I am trying to express, in words, the value of Hitchens’ ideas and words in my, and many other people’s lives. But words were his domain – he treated them as a puppeteer does, and it’s daunting to even begin to try and say something about him. And the sadness weighs heavy also – that mass somewhere in my chest, those tears close to the surface. I don’t like the confessional mode, but this is a sadness than can be confessed.

In April next year, I’ll be attending the Global Atheist convention in Melbourne. All 4 of the so-called ‘horsemen’ were scheduled to speak, and I think everyone knew that Hitchens was unlikely to make it. But we hoped he would, even though he’d already defeated the typical 6-months that¬†esophageal cancer gives you. I’ve met the others, but never met him. The conference will be a sad event, and he’ll be missed.

2011 can go. There’s been enough death. There’s been enough dishonesty. There has been enough opportunism in politics, both locally and abroad, with callous or blindly selfish puppeteers playing not with words, but with our lives. Hitch left so much writing, that I doubt anyone has read it all. If you haven’t, or if you’ve read little or not in a while, do so. He faced death bravely, and life also. He faced everything with a bravery that one could respect, even where you didn’t agree with him.

More of us need to be so brave. More of us need to expose ourselves to the criticism that comes from those who don’t like – or don’t want to hear – uncomfortable truths about the convenient fictions that religions and governments tell us.

We’ll miss you, Hitch.
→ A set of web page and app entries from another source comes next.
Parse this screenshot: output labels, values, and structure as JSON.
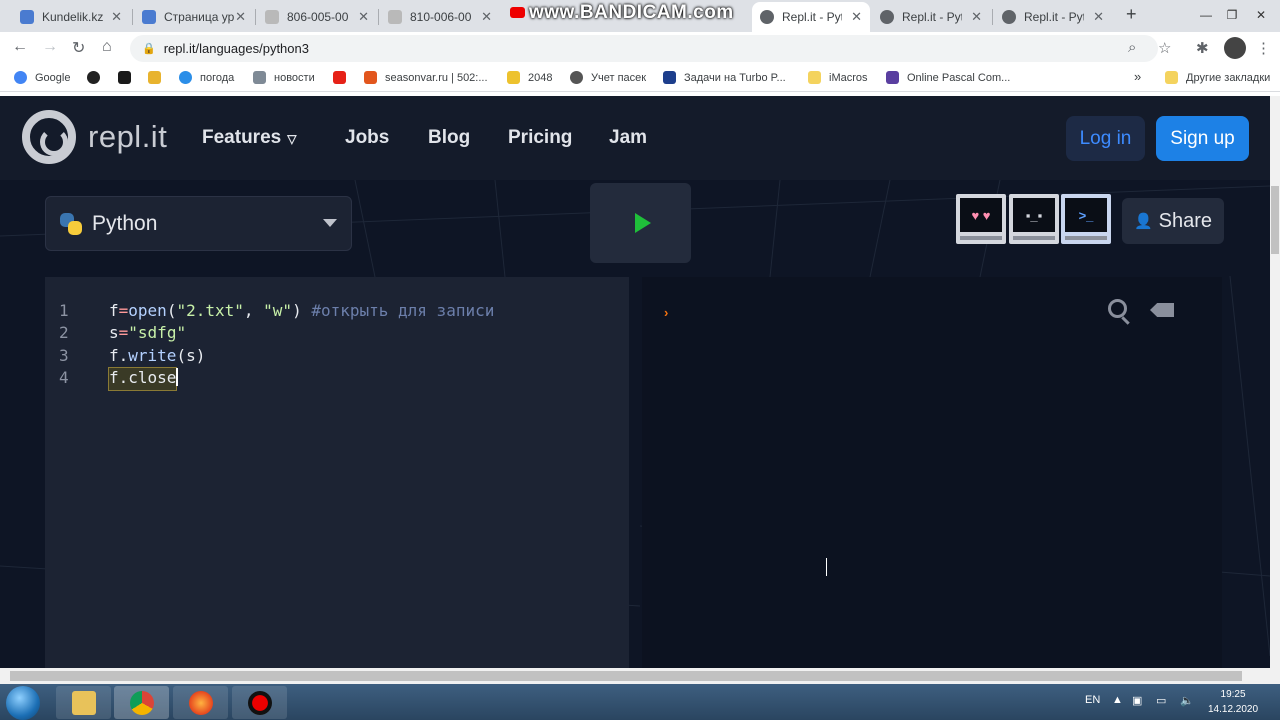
{
  "browser": {
    "tabs": [
      {
        "title": "Kundelik.kz",
        "active": false
      },
      {
        "title": "Страница ур",
        "active": false
      },
      {
        "title": "806-005-00",
        "active": false
      },
      {
        "title": "810-006-00",
        "active": false
      },
      {
        "title": "",
        "active": false
      },
      {
        "title": "Repl.it - Pyth",
        "active": true
      },
      {
        "title": "Repl.it - Pyth",
        "active": false
      },
      {
        "title": "Repl.it - Pyth",
        "active": false
      }
    ],
    "watermark": "www.BANDICAM.com",
    "url": "repl.it/languages/python3",
    "bookmarks": [
      "Google",
      "",
      "",
      "",
      "погода",
      "новости",
      "",
      "seasonvar.ru | 502:...",
      "2048",
      "Учет пасек",
      "Задачи на Turbo P...",
      "iMacros",
      "Online Pascal Com..."
    ],
    "other_bookmarks": "Другие закладки",
    "overflow": "»"
  },
  "site": {
    "logo_text": "repl.it",
    "nav": {
      "features": "Features",
      "jobs": "Jobs",
      "blog": "Blog",
      "pricing": "Pricing",
      "jam": "Jam"
    },
    "login": "Log in",
    "signup": "Sign up",
    "language": "Python",
    "share": "Share",
    "editor_lines": [
      {
        "n": "1"
      },
      {
        "n": "2"
      },
      {
        "n": "3"
      },
      {
        "n": "4"
      }
    ],
    "code": {
      "l1_f": "f",
      "l1_eq": "=",
      "l1_fn": "open",
      "l1_p1": "(",
      "l1_s1": "\"2.txt\"",
      "l1_c": ", ",
      "l1_s2": "\"w\"",
      "l1_p2": ") ",
      "l1_cmt": "#открыть для записи",
      "l2_s": "s",
      "l2_eq": "=",
      "l2_str": "\"sdfg\"",
      "l3_obj": "f.",
      "l3_fn": "write",
      "l3_args": "(s)",
      "l4_code": "f.close"
    },
    "console_prompt": "›"
  },
  "taskbar": {
    "lang": "EN",
    "time": "19:25",
    "date": "14.12.2020"
  },
  "colors": {
    "page_bg": "#0e1525",
    "accent_blue": "#1d81e6",
    "run_green": "#1fbf3a",
    "prompt_orange": "#f5730f"
  }
}
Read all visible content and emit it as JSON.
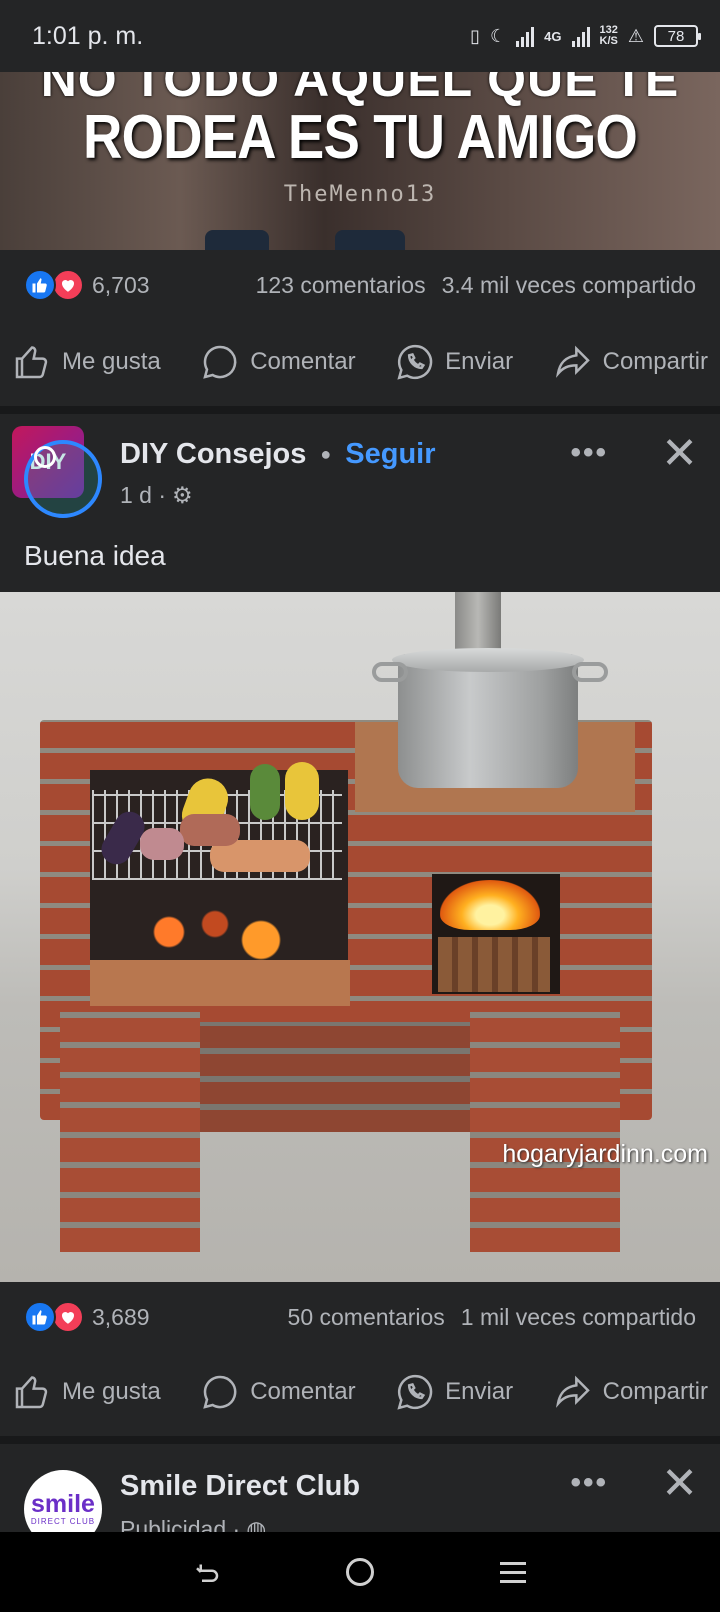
{
  "status_bar": {
    "time": "1:01 p. m.",
    "network": "4G",
    "speed_top": "132",
    "speed_bottom": "K/S",
    "battery": "78"
  },
  "meme_post": {
    "image_text_top": "NO TODO AQUEL QUE TE",
    "image_text": "RODEA ES TU AMIGO",
    "image_credit": "TheMenno13",
    "reaction_count": "6,703",
    "comments": "123 comentarios",
    "shares": "3.4 mil veces compartido"
  },
  "actions": {
    "like": "Me gusta",
    "comment": "Comentar",
    "send": "Enviar",
    "share": "Compartir"
  },
  "diy_post": {
    "page_name": "DIY Consejos",
    "follow_label": "Seguir",
    "time": "1 d ·",
    "more": "•••",
    "close": "✕",
    "avatar_text": "DIY",
    "caption": "Buena idea",
    "watermark": "hogaryjardinn.com",
    "reaction_count": "3,689",
    "comments": "50 comentarios",
    "shares": "1 mil veces compartido"
  },
  "ad_post": {
    "page_name": "Smile Direct Club",
    "meta": "Publicidad ·",
    "avatar_line1": "smile",
    "avatar_line2": "DIRECT CLUB",
    "more": "•••",
    "close": "✕"
  },
  "icons": [
    "like-reaction-icon",
    "love-reaction-icon",
    "thumbs-up-icon",
    "comment-icon",
    "whatsapp-icon",
    "share-icon",
    "gear-icon",
    "globe-icon",
    "back-icon",
    "home-icon",
    "recents-icon"
  ],
  "colors": {
    "background": "#242526",
    "accent": "#4599ff",
    "like": "#1877f2",
    "love": "#f33e58"
  }
}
But may your death inspire us, just as your life did.

By Jacques Rousseau

Jacques Rousseau teaches critical thinking and ethics at the University of Cape Town, South Africa, and is the founder and director of the Free Society Institute, a non-profit organisation promoting secular humanism and scientific reasoning.